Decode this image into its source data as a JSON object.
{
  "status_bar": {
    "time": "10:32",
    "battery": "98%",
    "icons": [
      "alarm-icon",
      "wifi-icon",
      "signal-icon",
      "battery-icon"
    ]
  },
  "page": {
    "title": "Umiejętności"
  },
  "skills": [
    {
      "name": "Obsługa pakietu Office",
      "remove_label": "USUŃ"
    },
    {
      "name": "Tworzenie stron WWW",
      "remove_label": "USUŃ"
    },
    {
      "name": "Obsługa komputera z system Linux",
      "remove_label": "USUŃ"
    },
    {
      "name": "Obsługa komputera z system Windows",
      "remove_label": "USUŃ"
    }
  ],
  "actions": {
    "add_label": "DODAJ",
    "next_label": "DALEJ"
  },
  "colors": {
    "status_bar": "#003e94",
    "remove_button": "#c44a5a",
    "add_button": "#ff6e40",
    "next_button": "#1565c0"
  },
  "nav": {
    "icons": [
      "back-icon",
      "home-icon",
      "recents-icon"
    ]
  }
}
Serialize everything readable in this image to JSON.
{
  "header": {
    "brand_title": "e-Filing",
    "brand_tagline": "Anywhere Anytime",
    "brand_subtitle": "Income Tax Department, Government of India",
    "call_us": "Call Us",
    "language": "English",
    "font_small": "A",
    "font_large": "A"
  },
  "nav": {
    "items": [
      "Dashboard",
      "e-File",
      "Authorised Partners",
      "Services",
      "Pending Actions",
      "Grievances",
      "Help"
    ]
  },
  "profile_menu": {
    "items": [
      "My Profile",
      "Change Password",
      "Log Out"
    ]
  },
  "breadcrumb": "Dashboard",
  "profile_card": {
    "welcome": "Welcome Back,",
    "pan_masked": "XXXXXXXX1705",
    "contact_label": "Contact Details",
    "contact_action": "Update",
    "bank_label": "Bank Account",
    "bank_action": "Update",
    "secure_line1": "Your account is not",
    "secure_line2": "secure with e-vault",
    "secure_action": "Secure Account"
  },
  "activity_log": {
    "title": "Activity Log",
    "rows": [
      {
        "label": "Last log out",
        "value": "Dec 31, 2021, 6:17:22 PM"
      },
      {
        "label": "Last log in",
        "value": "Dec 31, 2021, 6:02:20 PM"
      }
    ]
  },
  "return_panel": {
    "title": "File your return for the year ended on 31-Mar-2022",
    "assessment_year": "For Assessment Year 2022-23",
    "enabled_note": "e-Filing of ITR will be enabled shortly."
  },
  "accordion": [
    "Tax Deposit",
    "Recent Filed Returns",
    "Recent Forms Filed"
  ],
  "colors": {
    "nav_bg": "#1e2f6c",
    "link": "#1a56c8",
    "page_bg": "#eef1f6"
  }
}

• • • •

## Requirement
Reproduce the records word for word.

## Completed exercise
Decode this image into its source data as a JSON object.
{
  "status_bar": {
    "time": "10:32",
    "battery": "98%",
    "icons": [
      "alarm-icon",
      "wifi-icon",
      "signal-icon",
      "battery-icon"
    ]
  },
  "page": {
    "title": "Umiejętności"
  },
  "skills": [
    {
      "name": "Obsługa pakietu Office",
      "remove_label": "USUŃ"
    },
    {
      "name": "Tworzenie stron WWW",
      "remove_label": "USUŃ"
    },
    {
      "name": "Obsługa komputera z system Linux",
      "remove_label": "USUŃ"
    },
    {
      "name": "Obsługa komputera z system Windows",
      "remove_label": "USUŃ"
    }
  ],
  "actions": {
    "add_label": "DODAJ",
    "next_label": "DALEJ"
  },
  "colors": {
    "status_bar": "#003e94",
    "remove_button": "#c44a5a",
    "add_button": "#ff6e40",
    "next_button": "#1565c0"
  },
  "nav": {
    "icons": [
      "back-icon",
      "home-icon",
      "recents-icon"
    ]
  }
}
Serialize everything readable in this image to JSON.
{
  "header": {
    "brand_title": "e-Filing",
    "brand_tagline": "Anywhere Anytime",
    "brand_subtitle": "Income Tax Department, Government of India",
    "call_us": "Call Us",
    "language": "English",
    "font_small": "A",
    "font_large": "A"
  },
  "nav": {
    "items": [
      "Dashboard",
      "e-File",
      "Authorised Partners",
      "Services",
      "Pending Actions",
      "Grievances",
      "Help"
    ]
  },
  "profile_menu": {
    "items": [
      "My Profile",
      "Change Password",
      "Log Out"
    ]
  },
  "breadcrumb": "Dashboard",
  "profile_card": {
    "welcome": "Welcome Back,",
    "pan_masked": "XXXXXXXX1705",
    "contact_label": "Contact Details",
    "contact_action": "Update",
    "bank_label": "Bank Account",
    "bank_action": "Update",
    "secure_line1": "Your account is not",
    "secure_line2": "secure with e-vault",
    "secure_action": "Secure Account"
  },
  "activity_log": {
    "title": "Activity Log",
    "rows": [
      {
        "label": "Last log out",
        "value": "Dec 31, 2021, 6:17:22 PM"
      },
      {
        "label": "Last log in",
        "value": "Dec 31, 2021, 6:02:20 PM"
      }
    ]
  },
  "return_panel": {
    "title": "File your return for the year ended on 31-Mar-2022",
    "assessment_year": "For Assessment Year 2022-23",
    "enabled_note": "e-Filing of ITR will be enabled shortly."
  },
  "accordion": [
    "Tax Deposit",
    "Recent Filed Returns",
    "Recent Forms Filed"
  ],
  "colors": {
    "nav_bg": "#1e2f6c",
    "link": "#1a56c8",
    "page_bg": "#eef1f6"
  }
}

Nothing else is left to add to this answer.